ASSIGNMENT: Search the material for lines containing the word "Chain", and copy each one.

RECORDED INFORMATION:

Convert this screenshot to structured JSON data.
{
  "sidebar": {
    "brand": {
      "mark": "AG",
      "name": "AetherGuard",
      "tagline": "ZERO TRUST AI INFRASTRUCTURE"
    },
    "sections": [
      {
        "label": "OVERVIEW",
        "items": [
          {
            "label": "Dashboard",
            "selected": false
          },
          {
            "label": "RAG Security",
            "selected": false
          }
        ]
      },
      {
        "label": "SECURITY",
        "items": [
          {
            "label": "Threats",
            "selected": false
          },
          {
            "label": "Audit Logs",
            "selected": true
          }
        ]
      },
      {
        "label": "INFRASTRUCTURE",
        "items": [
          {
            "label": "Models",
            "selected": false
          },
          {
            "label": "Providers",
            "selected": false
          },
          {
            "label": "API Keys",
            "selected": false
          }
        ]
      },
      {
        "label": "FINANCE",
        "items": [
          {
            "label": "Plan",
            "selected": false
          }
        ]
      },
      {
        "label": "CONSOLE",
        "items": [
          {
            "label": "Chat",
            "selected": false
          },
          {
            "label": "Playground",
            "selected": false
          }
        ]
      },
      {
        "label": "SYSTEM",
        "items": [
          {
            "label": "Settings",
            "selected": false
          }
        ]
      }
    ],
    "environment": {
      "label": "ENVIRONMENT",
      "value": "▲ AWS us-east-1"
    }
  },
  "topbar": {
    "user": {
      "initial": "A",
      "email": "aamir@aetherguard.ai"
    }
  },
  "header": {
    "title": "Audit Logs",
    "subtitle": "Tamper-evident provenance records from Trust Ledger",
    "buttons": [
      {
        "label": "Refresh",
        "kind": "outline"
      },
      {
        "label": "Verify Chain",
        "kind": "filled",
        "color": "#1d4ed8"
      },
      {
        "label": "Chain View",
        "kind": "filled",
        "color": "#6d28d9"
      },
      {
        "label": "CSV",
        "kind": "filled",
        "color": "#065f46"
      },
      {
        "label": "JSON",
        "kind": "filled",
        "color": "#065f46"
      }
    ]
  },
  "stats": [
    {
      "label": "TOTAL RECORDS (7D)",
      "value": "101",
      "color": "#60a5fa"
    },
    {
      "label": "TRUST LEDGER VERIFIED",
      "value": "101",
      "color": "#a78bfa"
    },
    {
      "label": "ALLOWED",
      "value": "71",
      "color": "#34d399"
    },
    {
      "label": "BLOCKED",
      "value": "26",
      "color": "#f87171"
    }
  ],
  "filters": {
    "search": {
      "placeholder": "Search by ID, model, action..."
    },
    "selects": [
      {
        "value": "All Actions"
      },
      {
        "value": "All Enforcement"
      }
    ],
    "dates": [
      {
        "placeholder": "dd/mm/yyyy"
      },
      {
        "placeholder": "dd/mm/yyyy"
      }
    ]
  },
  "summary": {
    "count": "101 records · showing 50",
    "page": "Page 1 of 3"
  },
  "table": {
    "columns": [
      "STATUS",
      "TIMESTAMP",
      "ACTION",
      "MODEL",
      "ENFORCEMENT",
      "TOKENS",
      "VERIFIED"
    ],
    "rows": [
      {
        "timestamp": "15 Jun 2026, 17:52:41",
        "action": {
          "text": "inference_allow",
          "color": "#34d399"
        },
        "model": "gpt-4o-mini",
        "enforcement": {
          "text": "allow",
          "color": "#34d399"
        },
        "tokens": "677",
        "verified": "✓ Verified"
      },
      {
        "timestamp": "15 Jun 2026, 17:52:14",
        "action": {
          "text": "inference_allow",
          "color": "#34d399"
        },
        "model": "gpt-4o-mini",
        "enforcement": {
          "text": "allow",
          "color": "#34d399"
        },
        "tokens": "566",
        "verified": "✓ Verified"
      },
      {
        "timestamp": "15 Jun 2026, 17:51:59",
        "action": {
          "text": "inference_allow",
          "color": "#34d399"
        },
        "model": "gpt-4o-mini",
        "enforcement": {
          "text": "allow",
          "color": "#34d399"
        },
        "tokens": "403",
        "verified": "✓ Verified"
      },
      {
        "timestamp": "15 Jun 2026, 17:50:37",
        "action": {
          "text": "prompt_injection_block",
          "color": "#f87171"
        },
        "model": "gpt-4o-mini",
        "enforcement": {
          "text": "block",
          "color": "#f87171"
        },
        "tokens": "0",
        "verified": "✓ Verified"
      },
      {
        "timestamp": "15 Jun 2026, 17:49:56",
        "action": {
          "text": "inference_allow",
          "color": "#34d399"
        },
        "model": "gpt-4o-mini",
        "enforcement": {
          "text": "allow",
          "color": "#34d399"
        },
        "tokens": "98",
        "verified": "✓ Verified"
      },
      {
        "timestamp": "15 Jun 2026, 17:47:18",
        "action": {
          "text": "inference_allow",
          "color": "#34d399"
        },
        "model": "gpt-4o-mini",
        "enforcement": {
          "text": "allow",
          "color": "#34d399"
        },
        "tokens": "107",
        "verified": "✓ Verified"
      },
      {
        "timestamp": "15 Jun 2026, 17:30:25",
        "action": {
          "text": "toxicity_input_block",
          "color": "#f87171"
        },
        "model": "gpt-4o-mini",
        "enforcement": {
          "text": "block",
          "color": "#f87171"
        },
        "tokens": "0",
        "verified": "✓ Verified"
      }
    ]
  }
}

EXERCISE RESULT:
        "label": "Verify Chain",
        "label": "Chain View",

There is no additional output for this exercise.